Instructions for the task — For the records that follow, give the number of lines in which the word "name" occurs, with nothing added.

Data under study —
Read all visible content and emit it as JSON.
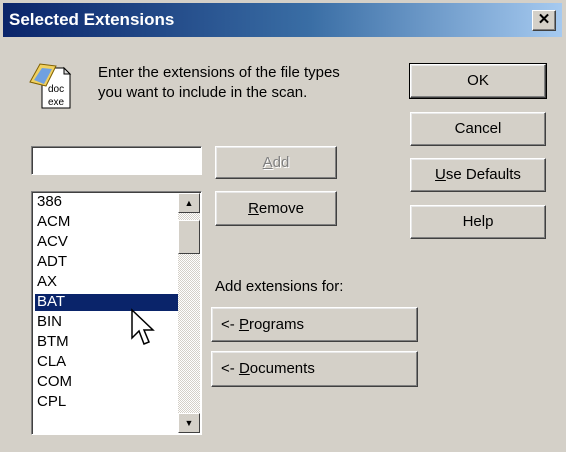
{
  "window": {
    "title": "Selected Extensions",
    "close_glyph": "✕"
  },
  "instructions": {
    "line1": "Enter the extensions of the file types",
    "line2": "you want to include in the scan.",
    "icon": "doc-exe-icon"
  },
  "buttons": {
    "ok": "OK",
    "cancel": "Cancel",
    "use_defaults_acc": "U",
    "use_defaults_rest": "se Defaults",
    "help": "Help",
    "add_acc": "A",
    "add_rest": "dd",
    "remove_acc": "R",
    "remove_rest": "emove",
    "programs_pre": "<- ",
    "programs_acc": "P",
    "programs_rest": "rograms",
    "documents_pre": "<- ",
    "documents_acc": "D",
    "documents_rest": "ocuments"
  },
  "extension_input": {
    "value": ""
  },
  "add_for_label": "Add extensions for:",
  "extensions": [
    "386",
    "ACM",
    "ACV",
    "ADT",
    "AX",
    "BAT",
    "BIN",
    "BTM",
    "CLA",
    "COM",
    "CPL"
  ],
  "selected_extension": "BAT",
  "scroll": {
    "up": "▲",
    "down": "▼"
  }
}
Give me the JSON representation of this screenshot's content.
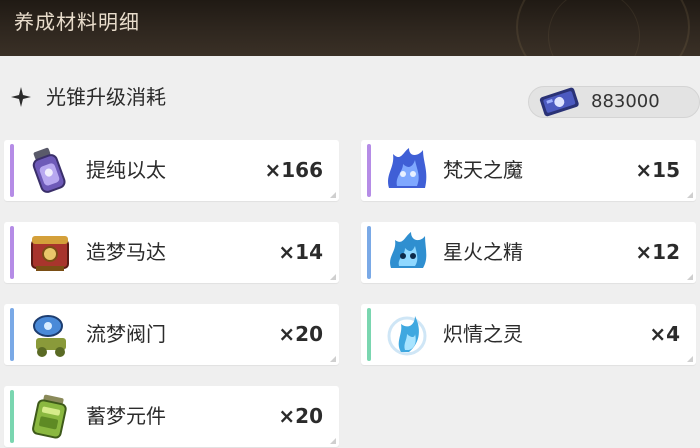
{
  "header": {
    "title": "养成材料明细"
  },
  "section": {
    "title": "光锥升级消耗"
  },
  "credits": {
    "icon": "credit-icon",
    "value": "883000"
  },
  "colors": {
    "purple": "#b58ce6",
    "blue": "#7aa9e6",
    "green": "#7ad6b0"
  },
  "materials": [
    {
      "name": "提纯以太",
      "qty": "×166",
      "icon": "ether-flask-icon",
      "rarity": "purple"
    },
    {
      "name": "梵天之魔",
      "qty": "×15",
      "icon": "blue-flame-demon-icon",
      "rarity": "purple"
    },
    {
      "name": "造梦马达",
      "qty": "×14",
      "icon": "dream-motor-icon",
      "rarity": "purple"
    },
    {
      "name": "星火之精",
      "qty": "×12",
      "icon": "starfire-essence-icon",
      "rarity": "blue"
    },
    {
      "name": "流梦阀门",
      "qty": "×20",
      "icon": "dream-valve-icon",
      "rarity": "blue"
    },
    {
      "name": "炽情之灵",
      "qty": "×4",
      "icon": "passion-spirit-icon",
      "rarity": "green"
    },
    {
      "name": "蓄梦元件",
      "qty": "×20",
      "icon": "dream-battery-icon",
      "rarity": "green"
    }
  ]
}
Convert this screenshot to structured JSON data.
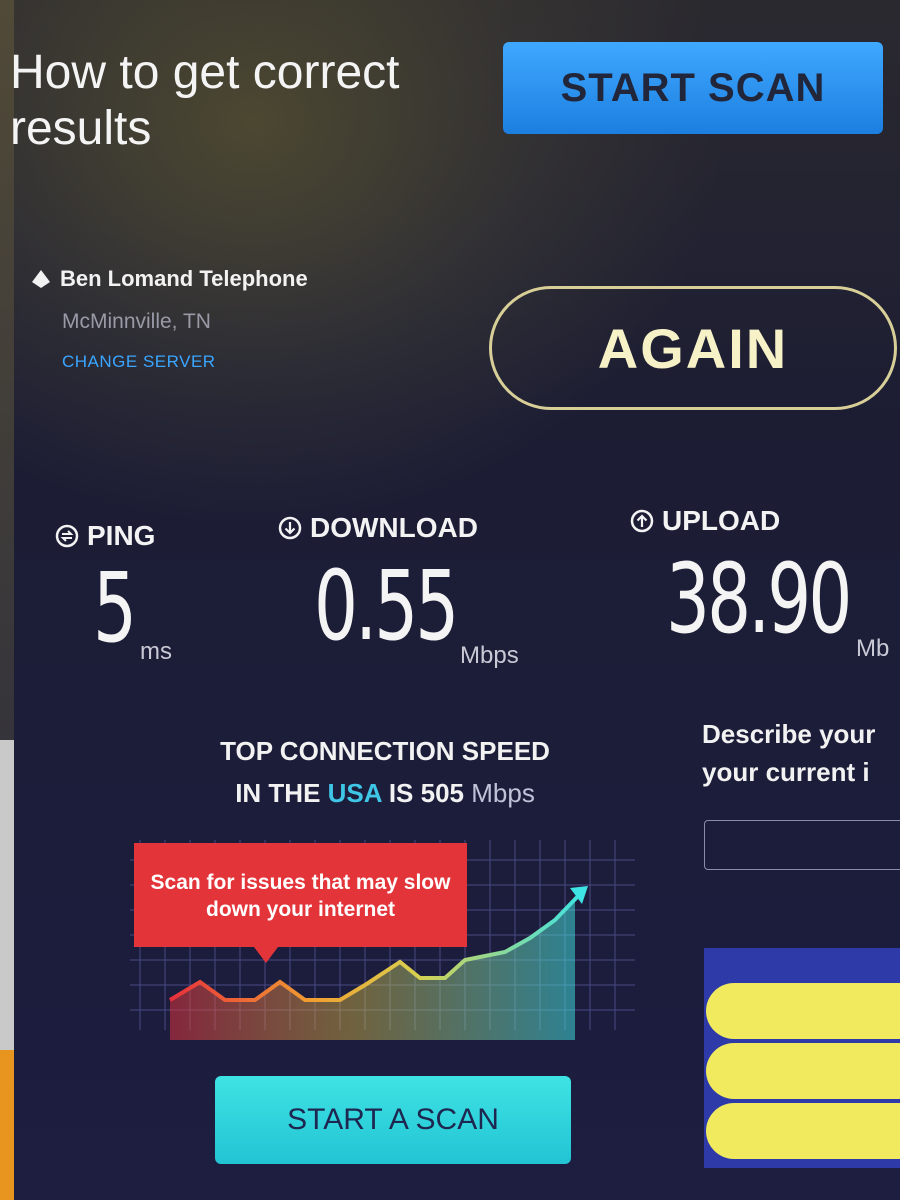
{
  "header": {
    "title": "How to get correct results",
    "start_scan_label": "START SCAN"
  },
  "server": {
    "provider": "Ben Lomand Telephone",
    "location": "McMinnville, TN",
    "change_label": "CHANGE SERVER"
  },
  "again_label": "AGAIN",
  "metrics": {
    "ping": {
      "label": "PING",
      "value": "5",
      "unit": "ms"
    },
    "download": {
      "label": "DOWNLOAD",
      "value": "0.55",
      "unit": "Mbps"
    },
    "upload": {
      "label": "UPLOAD",
      "value": "38.90",
      "unit": "Mb"
    }
  },
  "promo": {
    "line1": "TOP CONNECTION SPEED",
    "line2_prefix": "IN THE",
    "country": "USA",
    "line2_mid": "IS 505",
    "unit": "Mbps",
    "callout": "Scan for issues that may slow down your internet",
    "button_label": "START A SCAN"
  },
  "feedback": {
    "line1": "Describe your",
    "line2": "your current i"
  },
  "colors": {
    "start_scan_bg": "#2a94f4",
    "again_border": "#d8cf98",
    "accent_usa": "#3fc6e6",
    "callout_bg": "#e3343a",
    "start_a_scan_bg": "#30d6de",
    "yellow_option": "#f2ea5e"
  },
  "icons": {
    "server": "location-pin-icon",
    "ping": "ping-icon",
    "download": "download-arrow-icon",
    "upload": "upload-arrow-icon"
  }
}
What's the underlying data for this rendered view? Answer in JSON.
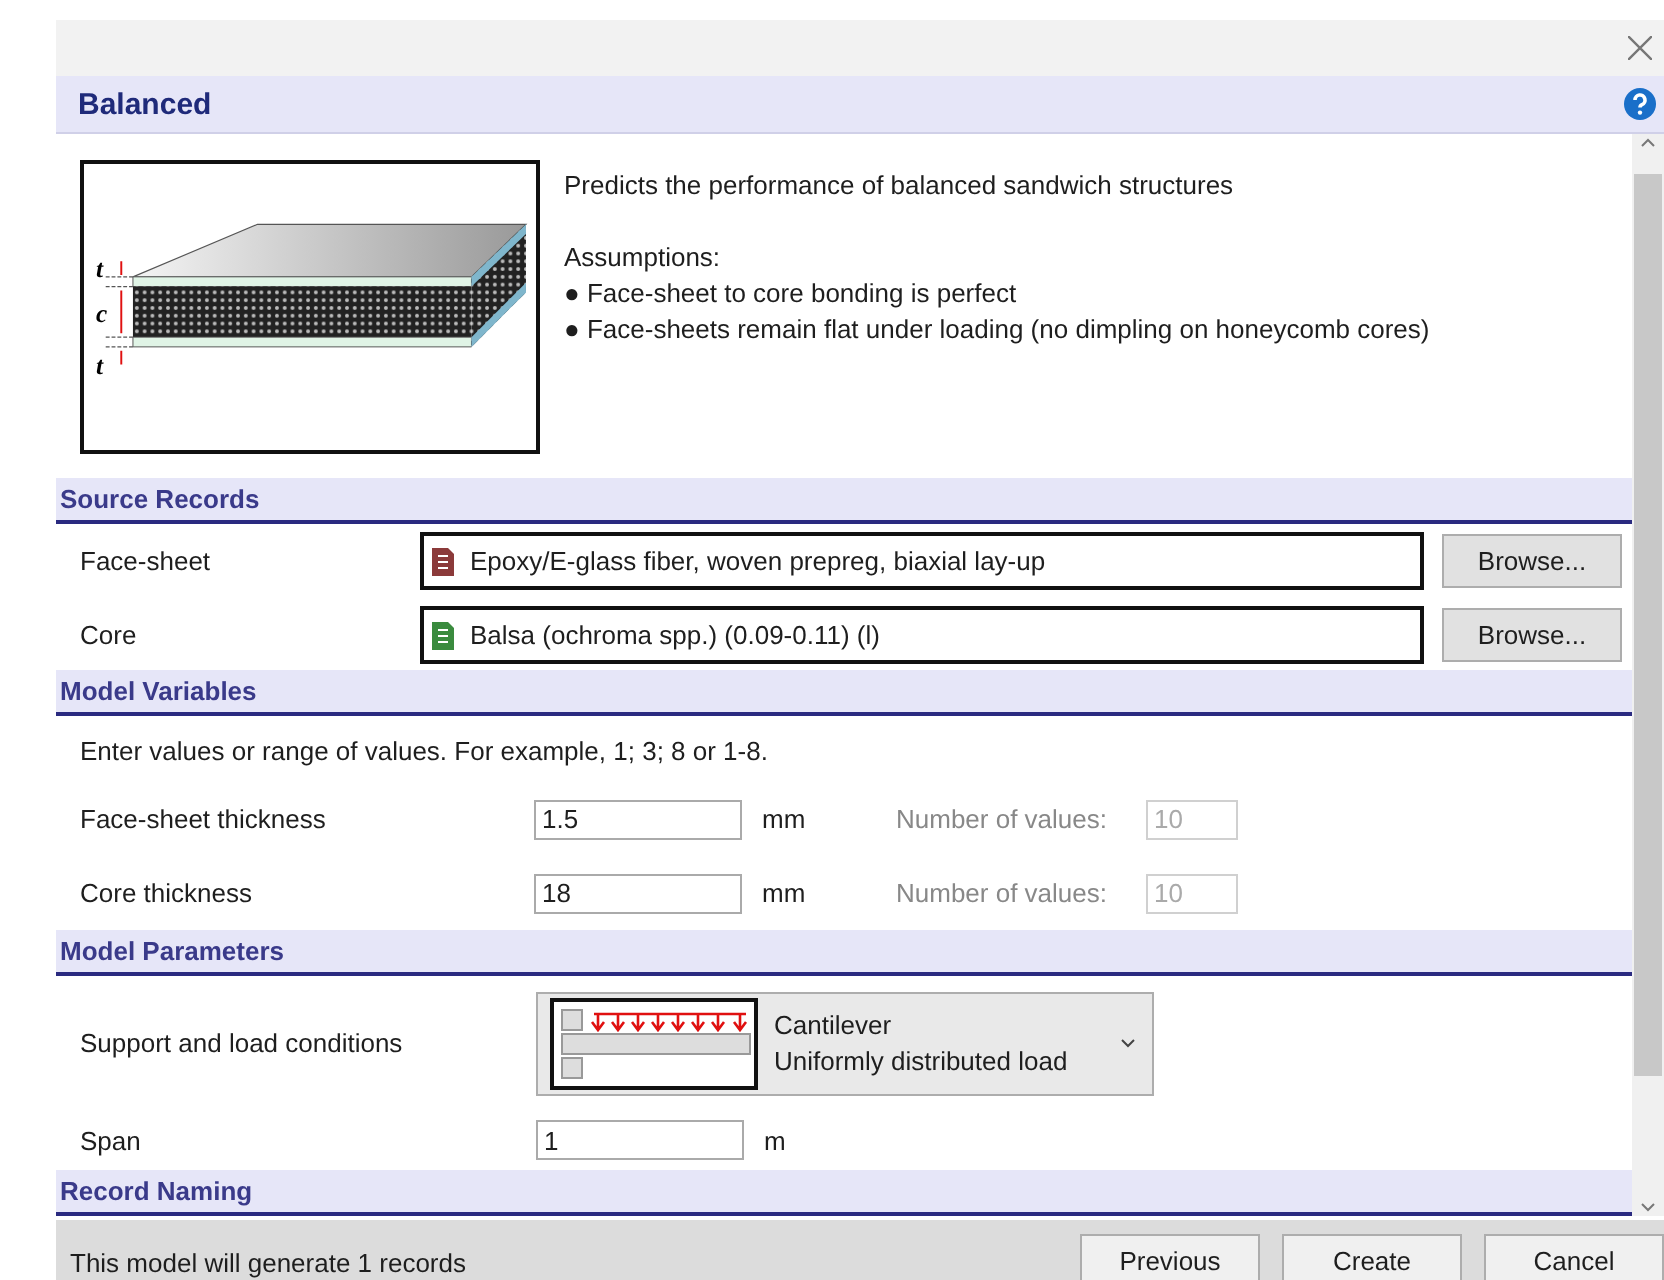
{
  "dialog": {
    "title": "Balanced",
    "description": "Predicts the performance of balanced sandwich structures",
    "assumptions_title": "Assumptions:",
    "assumptions": [
      "● Face-sheet to core bonding is perfect",
      "● Face-sheets remain flat under loading (no dimpling on honeycomb cores)"
    ],
    "diagram_labels": [
      "t",
      "c",
      "t"
    ]
  },
  "sections": [
    {
      "kind": "records",
      "title": "Source Records",
      "rows": [
        {
          "label": "Face-sheet",
          "value": "Epoxy/E-glass fiber, woven prepreg, biaxial lay-up",
          "color": "#8b3a3a",
          "button": "Browse..."
        },
        {
          "label": "Core",
          "value": "Balsa (ochroma spp.) (0.09-0.11) (l)",
          "color": "#3a8b3e",
          "button": "Browse..."
        }
      ]
    },
    {
      "kind": "variables",
      "title": "Model Variables",
      "hint": "Enter values or range of values. For example, 1; 3; 8 or 1-8.",
      "rows": [
        {
          "label": "Face-sheet thickness",
          "value": "1.5",
          "unit": "mm",
          "count_label": "Number of values:",
          "count": "10",
          "disabled": true
        },
        {
          "label": "Core thickness",
          "value": "18",
          "unit": "mm",
          "count_label": "Number of values:",
          "count": "10",
          "disabled": true
        }
      ]
    },
    {
      "kind": "parameters",
      "title": "Model Parameters",
      "support": {
        "label": "Support and load conditions",
        "line1": "Cantilever",
        "line2": "Uniformly distributed load"
      },
      "rows": [
        {
          "label": "Span",
          "value": "1",
          "unit": "m"
        }
      ]
    },
    {
      "kind": "naming",
      "title": "Record Naming"
    }
  ],
  "footer": {
    "message": "This model will generate 1 records",
    "buttons": [
      "Previous",
      "Create",
      "Cancel"
    ]
  }
}
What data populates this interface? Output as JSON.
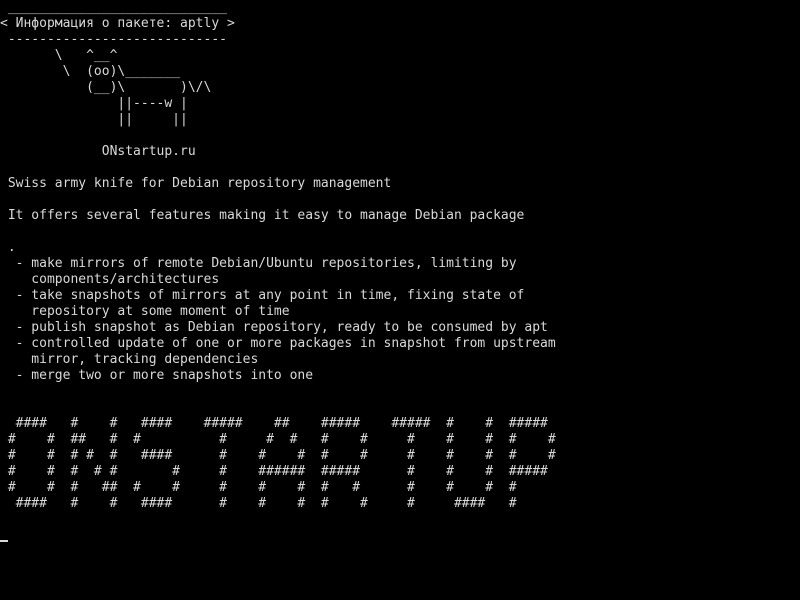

The completed task — 7